Meanwhile, Pennsylvania exercised its option not to participate in the Clean Air Mercury Rule, and instead adopted its own regulatory program. State law would only permit adoption of that regulation if mercury were not on the federal list of hazardous air pollutants. Power plant operators challenged adoption of the state rule in state court. When the petitioners in New Jersey v. EPA prevailed, mercury was reinstated on the federal list. Therefore, the state petitioners sought summary judgment in the Commonwealth Court: mercury was on the federal list, so Pennsylvania could not regulate it differently from whatever federal scheme EPA adopted.

In defending its rule, the Commonwealth argued that judicial review was premature. None of the petitioners in PP&L Generating had received either a permit to construct a power plant (known in Pennsylvania as a “plan approval”) or a permit to operate a power plant that contained an enforceable mercury limitation. Therefore, the Commonwealth argued, review was not ripe.

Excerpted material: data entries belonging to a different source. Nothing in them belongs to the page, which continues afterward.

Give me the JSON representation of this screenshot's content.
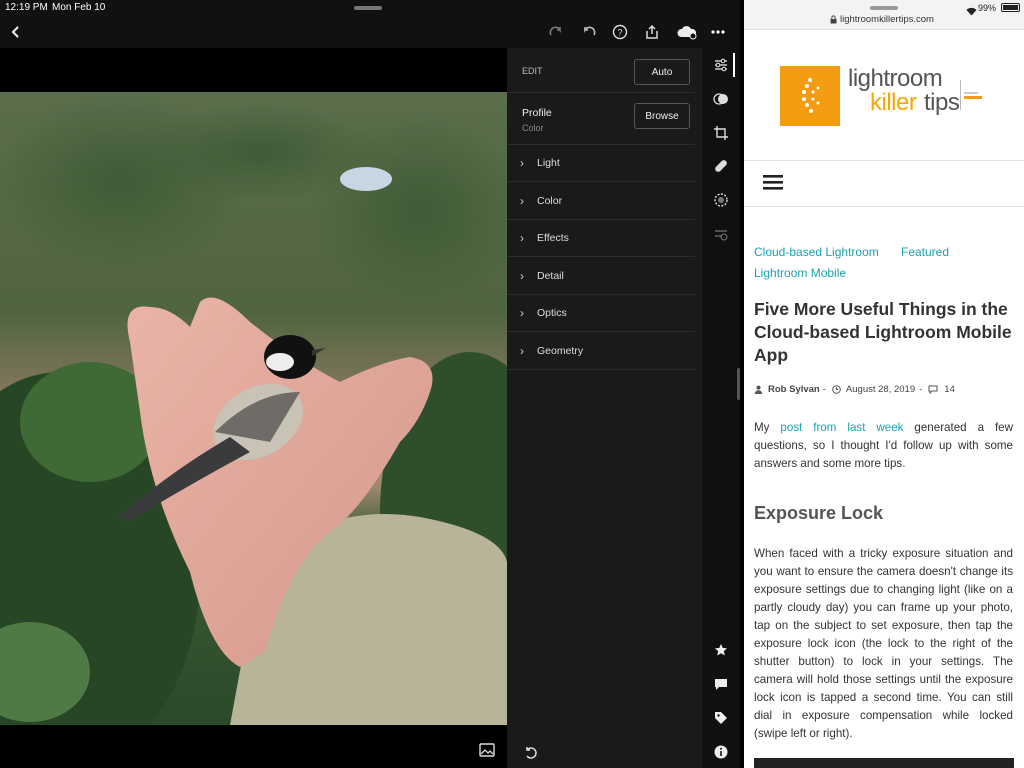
{
  "status_bar": {
    "time": "12:19 PM",
    "date": "Mon Feb 10",
    "battery": "99%"
  },
  "editor": {
    "edit_label": "EDIT",
    "auto_button": "Auto",
    "profile_label": "Profile",
    "profile_value": "Color",
    "browse_button": "Browse",
    "sections": [
      {
        "label": "Light"
      },
      {
        "label": "Color"
      },
      {
        "label": "Effects"
      },
      {
        "label": "Detail"
      },
      {
        "label": "Optics"
      },
      {
        "label": "Geometry"
      }
    ]
  },
  "browser": {
    "url": "lightroomkillertips.com",
    "logo_line1": "lightroom",
    "logo_line2": "killer",
    "logo_line3": "tips",
    "categories": [
      "Cloud-based Lightroom",
      "Featured",
      "Lightroom Mobile"
    ],
    "title": "Five More Useful Things in the Cloud-based Lightroom Mobile App",
    "author": "Rob Sylvan",
    "date": "August 28, 2019",
    "comments": "14",
    "intro_pre": "My",
    "intro_link": "post from last week",
    "intro_post": "generated a few questions, so I thought I'd follow up with some answers and some more tips.",
    "section_heading": "Exposure Lock",
    "body_paragraph": "When faced with a tricky exposure situation and you want to ensure the camera doesn't change its exposure settings due to changing light (like on a partly cloudy day) you can frame up your photo, tap on the subject to set exposure, then tap the exposure lock icon (the lock to the right of the shutter button) to lock in your settings. The camera will hold those settings until the exposure lock icon is tapped a second time. You can still dial in exposure compensation while locked (swipe left or right)."
  },
  "colors": {
    "accent_teal": "#1aa3b1",
    "logo_orange": "#f39c12",
    "logo_yellow": "#f5a800"
  }
}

The Supreme Court accepted the power plant operators’ argument that they must have review because the capital requirements of achieving large mercury reductions beginning in 2010 precluded the operators from waiting to place their equipment orders. They would either have had to take very costly steps now or to put themselves in a position from which they could not expect to comply with the Pennsylvania rules later. Accordingly, the court found this case to be like Arsenal Coal.

By using that rationale, the Supreme Court effectively made reviewability turn on an estimate of the costs of complying with a regulation before the Department of Environmental Protection (or other regulator) has decided on the steps that the regulated entity must take and the schedule on which it must take them. Costs can be relevant to establishing those steps and that schedule.

While the court took relatively prompt action to regularize regulation of coal- and oil-fired power plants in Pennsylvania, and saved the state from large dislocations caused by the mercury rule, it also may have created a long-run problem for regulated entities and environmental advocates. Failure to seek review of regulations in the Commonwealth Court immediately after promulgation can end up precluding parties from later challenges when they receive unacceptable permits. Until the implications of this decision play out, prudent parties may wish to be somewhat more aggressive about filing protective appeals early when the Commonwealth adopts environmental and other rules.